While some past associations of Chinese and Indians are recorded in history, there are stories that are relatively unknown and still fascinating.
A recently released documentary aims to shed light on one such community-“Chinese Tamils”-by retracing the journeys of Chinese men who went to India in the 19th century, in many cases not voluntarily, and settled in the southern state of Tamil Nadu.
India was then under British rule as were Hong Kong and Malaysia, the three locations where the film’s director Joe Thomas Karackattu, head of the China Studies Centre at the Indian Institute of Technology in Chennai (previously Madras), scoured colonial archives and conducted interviews for Those 4 Years.
The title refers to the 1865-69 period when prisoners from the Straits settlements (former British colonies in Southeast Asia) arrived in Madras presidency, an administrative unit of British India, to serve their sentences while doing civil works. Among them were those convicted in Hong Kong for offences, ranging from piracy to watch theft, the film’s citing of prison records shows.
The film mentions that sometimes prisoners from Hong Kong, being transported to Bombay (now Mumbai) by British East India Co ships through Singapore and Penang in Malaysia, tried to escape en route.
After the Bombay presidency stopped accepting settlement prisoners around 1863-64, they were sent to Madras.
“The prison records relating to the Nilgiris bring out the distinct groups of Chinese who were there-those that spoke a dialect, which was not used in the Straits settlements,” Karackattu told me.
“Chinese were recorded as Chinese and Malays were recorded as Malay in the archival prison and shipping records.”
An interviewee in the documentary says a well-known school in Tamil Nadu was built by the prison workers.
The Chinese men who continued to live in the southern Indian hills married local Tamil women and worked on tea and coffee plantations and sold dairy products, according to their third and fourth-generation descendants in India, as shown in the film.
Karackattu, among a new generation of Indian Sinologists, said he self-funded the project. A screening by Hong Kong Baptist University is scheduled in January.
Other than the “history of transportation”, the film explores a “tea history” connecting Chinese people from Shanghai to Garhwal in northern India.

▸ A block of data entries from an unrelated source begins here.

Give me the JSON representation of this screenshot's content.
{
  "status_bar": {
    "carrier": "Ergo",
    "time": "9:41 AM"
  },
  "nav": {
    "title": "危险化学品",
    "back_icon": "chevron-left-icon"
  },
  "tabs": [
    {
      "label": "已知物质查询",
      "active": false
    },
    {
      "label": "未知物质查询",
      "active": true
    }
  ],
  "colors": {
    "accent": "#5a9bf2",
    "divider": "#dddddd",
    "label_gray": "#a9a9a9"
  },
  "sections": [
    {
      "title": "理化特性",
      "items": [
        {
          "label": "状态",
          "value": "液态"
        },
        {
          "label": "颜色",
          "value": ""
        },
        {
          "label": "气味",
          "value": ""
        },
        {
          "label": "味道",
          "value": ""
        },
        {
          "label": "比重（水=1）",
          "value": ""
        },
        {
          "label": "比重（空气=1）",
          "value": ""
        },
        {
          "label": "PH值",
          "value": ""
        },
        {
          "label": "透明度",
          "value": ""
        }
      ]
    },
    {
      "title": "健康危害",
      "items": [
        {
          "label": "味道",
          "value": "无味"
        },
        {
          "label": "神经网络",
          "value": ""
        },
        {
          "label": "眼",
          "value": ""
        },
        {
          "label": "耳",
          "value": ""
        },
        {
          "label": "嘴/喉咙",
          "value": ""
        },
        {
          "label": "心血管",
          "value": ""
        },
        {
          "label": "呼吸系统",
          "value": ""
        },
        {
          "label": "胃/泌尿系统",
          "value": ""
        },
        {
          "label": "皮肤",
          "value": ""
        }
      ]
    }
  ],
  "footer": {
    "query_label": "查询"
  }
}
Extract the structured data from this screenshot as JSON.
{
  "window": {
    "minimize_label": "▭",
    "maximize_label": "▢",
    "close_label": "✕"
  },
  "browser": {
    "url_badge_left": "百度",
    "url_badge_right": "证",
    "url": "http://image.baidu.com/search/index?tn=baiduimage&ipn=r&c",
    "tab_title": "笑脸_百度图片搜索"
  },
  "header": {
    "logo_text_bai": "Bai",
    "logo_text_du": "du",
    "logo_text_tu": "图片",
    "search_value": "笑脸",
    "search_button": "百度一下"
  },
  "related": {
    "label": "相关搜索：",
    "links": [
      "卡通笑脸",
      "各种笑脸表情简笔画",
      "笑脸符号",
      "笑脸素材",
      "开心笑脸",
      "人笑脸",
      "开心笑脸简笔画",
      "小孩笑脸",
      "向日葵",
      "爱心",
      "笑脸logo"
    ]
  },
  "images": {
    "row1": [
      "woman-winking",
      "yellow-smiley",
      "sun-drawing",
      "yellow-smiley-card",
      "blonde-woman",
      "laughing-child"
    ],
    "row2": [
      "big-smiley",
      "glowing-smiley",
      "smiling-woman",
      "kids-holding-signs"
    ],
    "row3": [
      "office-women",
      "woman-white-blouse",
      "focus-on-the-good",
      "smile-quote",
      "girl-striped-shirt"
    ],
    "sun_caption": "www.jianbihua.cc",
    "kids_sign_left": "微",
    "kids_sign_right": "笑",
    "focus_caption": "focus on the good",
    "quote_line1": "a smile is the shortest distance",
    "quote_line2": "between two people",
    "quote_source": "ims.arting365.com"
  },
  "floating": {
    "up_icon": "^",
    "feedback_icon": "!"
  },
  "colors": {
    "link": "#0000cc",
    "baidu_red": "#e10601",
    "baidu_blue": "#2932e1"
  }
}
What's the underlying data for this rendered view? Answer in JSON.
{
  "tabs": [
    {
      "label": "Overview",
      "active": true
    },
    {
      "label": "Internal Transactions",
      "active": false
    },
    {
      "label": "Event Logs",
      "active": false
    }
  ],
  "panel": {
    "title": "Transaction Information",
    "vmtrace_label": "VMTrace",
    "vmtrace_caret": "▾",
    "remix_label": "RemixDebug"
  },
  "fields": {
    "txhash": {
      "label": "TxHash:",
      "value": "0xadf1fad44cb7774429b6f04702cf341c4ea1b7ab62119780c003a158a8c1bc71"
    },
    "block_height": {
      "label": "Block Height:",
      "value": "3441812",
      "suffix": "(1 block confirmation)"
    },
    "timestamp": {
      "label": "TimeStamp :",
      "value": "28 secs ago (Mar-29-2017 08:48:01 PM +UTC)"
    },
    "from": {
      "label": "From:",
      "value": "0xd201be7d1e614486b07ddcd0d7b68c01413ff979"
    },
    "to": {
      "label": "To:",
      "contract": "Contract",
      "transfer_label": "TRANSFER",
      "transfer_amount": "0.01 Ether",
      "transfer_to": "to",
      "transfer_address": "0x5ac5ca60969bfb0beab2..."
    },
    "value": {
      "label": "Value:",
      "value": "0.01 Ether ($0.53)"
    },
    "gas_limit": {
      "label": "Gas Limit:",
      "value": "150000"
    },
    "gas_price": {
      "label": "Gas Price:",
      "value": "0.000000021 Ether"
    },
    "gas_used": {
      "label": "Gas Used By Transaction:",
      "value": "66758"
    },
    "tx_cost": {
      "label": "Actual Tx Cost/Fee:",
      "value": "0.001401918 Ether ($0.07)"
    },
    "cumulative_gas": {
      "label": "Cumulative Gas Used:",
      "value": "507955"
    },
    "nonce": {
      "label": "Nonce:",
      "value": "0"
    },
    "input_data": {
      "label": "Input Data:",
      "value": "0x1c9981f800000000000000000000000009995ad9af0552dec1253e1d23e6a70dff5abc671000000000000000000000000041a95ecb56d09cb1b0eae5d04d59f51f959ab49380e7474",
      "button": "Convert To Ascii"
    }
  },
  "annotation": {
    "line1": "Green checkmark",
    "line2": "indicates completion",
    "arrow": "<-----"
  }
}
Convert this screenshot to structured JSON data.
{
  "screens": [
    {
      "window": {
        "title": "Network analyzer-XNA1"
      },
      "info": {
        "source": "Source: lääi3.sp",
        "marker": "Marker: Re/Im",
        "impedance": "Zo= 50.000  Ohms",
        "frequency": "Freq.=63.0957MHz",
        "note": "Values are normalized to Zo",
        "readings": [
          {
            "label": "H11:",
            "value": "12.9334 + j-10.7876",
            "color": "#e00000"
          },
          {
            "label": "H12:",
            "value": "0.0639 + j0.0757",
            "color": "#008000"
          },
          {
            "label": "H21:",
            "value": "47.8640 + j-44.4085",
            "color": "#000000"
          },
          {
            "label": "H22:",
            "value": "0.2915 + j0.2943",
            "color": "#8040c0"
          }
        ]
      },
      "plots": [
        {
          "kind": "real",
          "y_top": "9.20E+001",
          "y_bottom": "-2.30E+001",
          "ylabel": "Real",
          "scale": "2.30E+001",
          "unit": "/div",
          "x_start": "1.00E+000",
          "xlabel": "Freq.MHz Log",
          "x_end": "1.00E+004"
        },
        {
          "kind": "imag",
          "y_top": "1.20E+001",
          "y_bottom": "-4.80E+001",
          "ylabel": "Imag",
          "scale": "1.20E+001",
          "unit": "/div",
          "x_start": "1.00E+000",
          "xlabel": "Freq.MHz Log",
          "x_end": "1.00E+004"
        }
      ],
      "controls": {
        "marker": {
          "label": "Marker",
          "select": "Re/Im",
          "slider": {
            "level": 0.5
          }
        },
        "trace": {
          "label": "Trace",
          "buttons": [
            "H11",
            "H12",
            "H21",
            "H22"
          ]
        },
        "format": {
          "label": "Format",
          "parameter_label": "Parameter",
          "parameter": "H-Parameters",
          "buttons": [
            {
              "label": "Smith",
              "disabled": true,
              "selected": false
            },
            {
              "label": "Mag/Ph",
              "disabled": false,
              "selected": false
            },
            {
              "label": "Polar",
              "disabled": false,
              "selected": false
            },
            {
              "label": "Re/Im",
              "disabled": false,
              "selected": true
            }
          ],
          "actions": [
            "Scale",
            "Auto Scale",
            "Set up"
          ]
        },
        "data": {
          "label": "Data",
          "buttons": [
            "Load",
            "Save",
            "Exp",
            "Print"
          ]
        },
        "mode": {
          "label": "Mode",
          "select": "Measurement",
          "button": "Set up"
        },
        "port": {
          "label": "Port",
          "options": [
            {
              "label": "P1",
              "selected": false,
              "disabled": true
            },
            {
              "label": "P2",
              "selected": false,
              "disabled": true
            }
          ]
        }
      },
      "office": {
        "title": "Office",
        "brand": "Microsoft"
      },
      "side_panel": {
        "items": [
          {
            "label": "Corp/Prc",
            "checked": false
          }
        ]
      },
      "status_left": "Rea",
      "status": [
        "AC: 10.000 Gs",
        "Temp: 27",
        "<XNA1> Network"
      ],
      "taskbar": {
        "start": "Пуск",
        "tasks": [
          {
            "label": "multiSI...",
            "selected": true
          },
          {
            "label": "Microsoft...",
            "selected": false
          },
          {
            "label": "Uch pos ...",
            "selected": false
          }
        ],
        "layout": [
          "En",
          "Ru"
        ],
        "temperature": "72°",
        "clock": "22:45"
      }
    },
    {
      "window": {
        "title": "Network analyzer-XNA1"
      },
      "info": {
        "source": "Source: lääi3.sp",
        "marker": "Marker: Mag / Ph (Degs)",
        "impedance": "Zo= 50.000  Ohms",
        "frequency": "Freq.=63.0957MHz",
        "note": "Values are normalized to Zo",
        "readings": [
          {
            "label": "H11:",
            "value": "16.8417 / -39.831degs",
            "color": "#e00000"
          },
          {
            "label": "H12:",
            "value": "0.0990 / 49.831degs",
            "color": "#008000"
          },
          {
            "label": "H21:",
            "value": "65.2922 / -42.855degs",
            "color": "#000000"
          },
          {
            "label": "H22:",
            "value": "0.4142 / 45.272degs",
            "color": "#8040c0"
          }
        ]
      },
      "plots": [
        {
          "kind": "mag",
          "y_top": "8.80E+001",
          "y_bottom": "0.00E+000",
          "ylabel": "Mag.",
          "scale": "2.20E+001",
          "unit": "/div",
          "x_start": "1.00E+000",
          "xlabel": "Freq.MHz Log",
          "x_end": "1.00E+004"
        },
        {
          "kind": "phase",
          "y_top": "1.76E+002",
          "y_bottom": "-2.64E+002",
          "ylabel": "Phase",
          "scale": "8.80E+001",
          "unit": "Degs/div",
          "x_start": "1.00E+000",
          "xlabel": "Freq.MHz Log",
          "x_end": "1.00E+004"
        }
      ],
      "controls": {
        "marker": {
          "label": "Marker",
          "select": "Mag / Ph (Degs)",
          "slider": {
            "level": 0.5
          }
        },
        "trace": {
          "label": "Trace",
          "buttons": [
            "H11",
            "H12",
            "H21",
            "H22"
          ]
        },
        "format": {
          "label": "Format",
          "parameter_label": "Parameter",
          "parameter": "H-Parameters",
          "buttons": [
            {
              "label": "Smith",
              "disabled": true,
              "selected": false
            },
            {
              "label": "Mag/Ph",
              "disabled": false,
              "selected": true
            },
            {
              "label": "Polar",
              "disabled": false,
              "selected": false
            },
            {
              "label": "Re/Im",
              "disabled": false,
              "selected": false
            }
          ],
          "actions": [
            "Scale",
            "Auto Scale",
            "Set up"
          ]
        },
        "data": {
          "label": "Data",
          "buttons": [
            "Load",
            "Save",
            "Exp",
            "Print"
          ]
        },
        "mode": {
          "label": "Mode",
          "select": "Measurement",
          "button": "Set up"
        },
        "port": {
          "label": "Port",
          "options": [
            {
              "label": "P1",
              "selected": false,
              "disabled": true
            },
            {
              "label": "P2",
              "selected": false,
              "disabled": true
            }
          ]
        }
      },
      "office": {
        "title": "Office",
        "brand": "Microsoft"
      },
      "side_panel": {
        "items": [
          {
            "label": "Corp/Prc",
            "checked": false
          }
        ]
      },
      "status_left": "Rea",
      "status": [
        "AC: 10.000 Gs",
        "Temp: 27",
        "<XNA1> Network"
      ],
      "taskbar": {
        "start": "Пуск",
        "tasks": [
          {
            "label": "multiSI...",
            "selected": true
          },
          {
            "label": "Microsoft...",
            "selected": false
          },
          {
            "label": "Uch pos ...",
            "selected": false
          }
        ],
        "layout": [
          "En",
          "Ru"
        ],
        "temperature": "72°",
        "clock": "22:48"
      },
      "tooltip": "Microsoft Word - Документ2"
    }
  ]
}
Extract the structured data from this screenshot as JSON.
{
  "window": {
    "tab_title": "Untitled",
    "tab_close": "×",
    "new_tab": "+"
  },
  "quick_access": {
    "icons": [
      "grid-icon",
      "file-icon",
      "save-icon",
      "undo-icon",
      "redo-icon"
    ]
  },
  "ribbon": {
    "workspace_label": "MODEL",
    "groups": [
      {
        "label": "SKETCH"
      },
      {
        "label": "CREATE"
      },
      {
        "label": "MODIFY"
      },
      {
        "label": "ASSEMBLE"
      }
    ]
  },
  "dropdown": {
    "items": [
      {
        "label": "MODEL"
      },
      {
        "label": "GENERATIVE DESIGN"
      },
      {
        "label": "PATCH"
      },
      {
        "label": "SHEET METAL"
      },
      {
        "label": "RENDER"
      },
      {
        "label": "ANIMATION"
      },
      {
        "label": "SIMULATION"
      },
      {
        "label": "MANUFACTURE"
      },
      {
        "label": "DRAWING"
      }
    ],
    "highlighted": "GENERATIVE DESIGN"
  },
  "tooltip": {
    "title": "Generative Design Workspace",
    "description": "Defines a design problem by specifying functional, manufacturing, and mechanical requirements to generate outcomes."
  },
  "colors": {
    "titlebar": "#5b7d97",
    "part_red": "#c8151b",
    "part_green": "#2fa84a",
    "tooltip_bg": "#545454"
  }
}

“That brought tea-makers and pewterers from Shanghai to eastern Garhwal, following which they went on to stay back in India to work at private plantations, and some of the families I located, happened to recount histories of their forefathers having come thus for work at private plantations in the south,” he said.
An employee of the British East India Co, named Robert Fortune, collected tea in disguise in China from areas that are present-day provinces of Anhui, Zhejiang and Fujian, the film claims.
He returned to India with eight workers from Shanghai who were asked to teach farmers in the Garhwal region how to grow tea.
It is unclear whether the tea workers had willingly settled there. An interviewee says in the film “when the British left India, the Chinese people stayed back”.
Author and historian S. Muthian M.B.E. notes more archival evidence is needed to establish the history of Indian-Chinese lineage in the Nilgiris.
“I’m only saying it is possible,” he says in the film.
This article was first published in Asia One . All contents and images are copyright to their respective owners and sources.